Coercive pressures arise from external forces such as regulations, laws, and formal sanctions. Organizations comply with these coercive pressures to avoid legal penalties, gain legitimacy, and maintain their survival in the institutional environment.

  • Mimetic Isomorphism:

Mimetic pressures stem from uncertainty and ambiguity in the environment, leading organizations to imitate the practices and structures of successful peers or models. Mimetic isomorphism occurs when organizations mimic others’ behaviors to reduce uncertainty and gain legitimacy, especially in situations characterized by complexity or innovation.

  • Normative Isomorphism:

Normative pressures arise from professionalization, educational institutions, and cultural values, shaping organizations’ beliefs about what is considered legitimate and appropriate. Organizations conform to normative expectations to gain social approval and recognition from their stakeholders.

  • Institutional Entrepreneurs:

Institutional theory acknowledges the role of institutional entrepreneurs who challenge existing institutional arrangements and advocate for change. These individuals or organizations may introduce new practices, challenge prevailing norms, and shape institutional environments through their actions and advocacy efforts.

  • Institutional Change:
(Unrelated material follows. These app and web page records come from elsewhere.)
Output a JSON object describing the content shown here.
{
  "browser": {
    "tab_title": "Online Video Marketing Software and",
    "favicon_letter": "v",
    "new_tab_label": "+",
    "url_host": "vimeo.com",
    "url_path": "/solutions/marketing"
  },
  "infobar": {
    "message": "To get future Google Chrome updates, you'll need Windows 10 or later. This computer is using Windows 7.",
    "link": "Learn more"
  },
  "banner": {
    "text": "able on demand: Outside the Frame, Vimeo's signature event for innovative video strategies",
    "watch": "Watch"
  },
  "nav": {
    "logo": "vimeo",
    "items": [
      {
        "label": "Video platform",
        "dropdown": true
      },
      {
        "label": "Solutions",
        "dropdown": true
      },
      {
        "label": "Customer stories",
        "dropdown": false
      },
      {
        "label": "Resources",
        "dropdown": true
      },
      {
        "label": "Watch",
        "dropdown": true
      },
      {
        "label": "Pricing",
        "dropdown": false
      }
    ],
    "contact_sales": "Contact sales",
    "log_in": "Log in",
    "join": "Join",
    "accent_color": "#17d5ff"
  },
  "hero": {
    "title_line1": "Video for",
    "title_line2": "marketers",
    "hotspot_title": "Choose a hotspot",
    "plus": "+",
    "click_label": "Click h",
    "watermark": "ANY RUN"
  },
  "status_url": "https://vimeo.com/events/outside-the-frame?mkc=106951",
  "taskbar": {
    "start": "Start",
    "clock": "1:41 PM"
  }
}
While institutions provide stability and order, they are also subject to change over time. Institutional theory examines processes of institutional change, such as institutional entrepreneurship, external shocks, and shifts in societal values, that lead to the emergence of new institutional arrangements and practices.

  • Institutional Logics:

Institutional theory recognizes the coexistence of multiple institutional logics—sets of beliefs, values, and norms—that guide organizational behavior. Organizations may navigate tensions between competing institutional logics, such as profit maximization and social responsibility, by adopting hybrid strategies or legitimizing their actions within different institutional contexts.